Offers an explosive argument for why women are winning the battle of the sexes and why men are no longer top dog, for lovers of Caitlin Moran's How to be a Woman. This title reveals how this has come to pass and explains its implications for marriage, sex, children, work, families and society.
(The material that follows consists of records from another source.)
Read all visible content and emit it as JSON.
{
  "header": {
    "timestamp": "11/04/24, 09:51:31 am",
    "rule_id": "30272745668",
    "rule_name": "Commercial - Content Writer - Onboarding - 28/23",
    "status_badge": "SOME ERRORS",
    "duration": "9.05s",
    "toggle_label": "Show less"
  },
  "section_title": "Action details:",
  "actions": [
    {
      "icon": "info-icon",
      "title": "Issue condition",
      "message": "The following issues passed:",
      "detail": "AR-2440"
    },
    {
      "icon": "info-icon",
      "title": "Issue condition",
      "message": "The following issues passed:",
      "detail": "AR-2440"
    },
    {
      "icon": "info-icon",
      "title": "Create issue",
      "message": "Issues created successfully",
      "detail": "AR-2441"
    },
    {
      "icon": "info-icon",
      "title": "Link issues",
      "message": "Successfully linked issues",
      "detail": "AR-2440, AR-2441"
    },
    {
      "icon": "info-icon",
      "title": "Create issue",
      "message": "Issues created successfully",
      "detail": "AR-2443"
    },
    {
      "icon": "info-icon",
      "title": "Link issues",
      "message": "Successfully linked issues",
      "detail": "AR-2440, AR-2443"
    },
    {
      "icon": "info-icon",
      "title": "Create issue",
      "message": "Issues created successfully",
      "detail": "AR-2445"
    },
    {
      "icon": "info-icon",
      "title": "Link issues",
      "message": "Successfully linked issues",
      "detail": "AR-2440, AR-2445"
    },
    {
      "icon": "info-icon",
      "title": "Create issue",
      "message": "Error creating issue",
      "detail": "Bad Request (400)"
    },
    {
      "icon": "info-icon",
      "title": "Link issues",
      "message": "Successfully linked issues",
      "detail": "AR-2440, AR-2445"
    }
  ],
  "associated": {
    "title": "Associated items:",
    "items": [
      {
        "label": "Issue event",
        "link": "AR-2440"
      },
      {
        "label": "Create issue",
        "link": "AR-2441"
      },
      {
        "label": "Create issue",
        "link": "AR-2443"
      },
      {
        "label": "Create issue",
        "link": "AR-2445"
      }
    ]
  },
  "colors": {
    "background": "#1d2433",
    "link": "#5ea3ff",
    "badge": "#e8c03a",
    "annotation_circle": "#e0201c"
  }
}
Hanna Rosin's The End of Men is an explosive new argument for why women are winning the battle of the sexes and why men are no longer top dog, for lovers of Caitlin Moran's How to be a Woman. Men have been the dominant sex since, well the dawn of mankind. But this is no longer true. Women are no longer catching up with men. By almost every measure, they are out-performing them. Women in Britain hold half the jobs. Women own over 40 per cent of China's private businesses. 75 per cent of couples in fertility clinics are requesting girls, not boy. Women will outnumber men in the UK medical profession by 2017. In 1970, women in the US contributed to 2-6 per cent of the family income. Now it is 42.2 per cent. This is an astonishing time. In a job market that favours people skills and intelligence, women's adaptability and flexibility makes them better suited to the modern world. In The End of Men, Hanna Rosin reveals how this has come to pass and explains its implications for marriage, sex, children, work, families and society. Exposing old assumptions and drawing on examples from across the globe, Rosin shows us how we must all adapt to a radically new way of working and living. "One of the most controversial books since Naomi Wolf's The Beauty Myth". (Stylist). "Explosive". (Daily Mail). "Fascinating". (Sunday Times). "One of the year's most sparred over books". (The Times). Hanna Rosin is a senior editor at The Atlantic magazine and a founder and co-editor of DoubleX, Slate's women's section. She has written for the New Yorker, The New York Times, GQ, and The New Republic, and for a number of years covered politics and religion for the Washington Post. In 2009 she was nominated for a National Magazine Award, and in 2010 she won one. She is the author of a previous book, God's Harvard: A Christian College on a Mission to Save America. Rosin lives in Washington, DC, with her husband, Slate editor David Plotz, and their three children.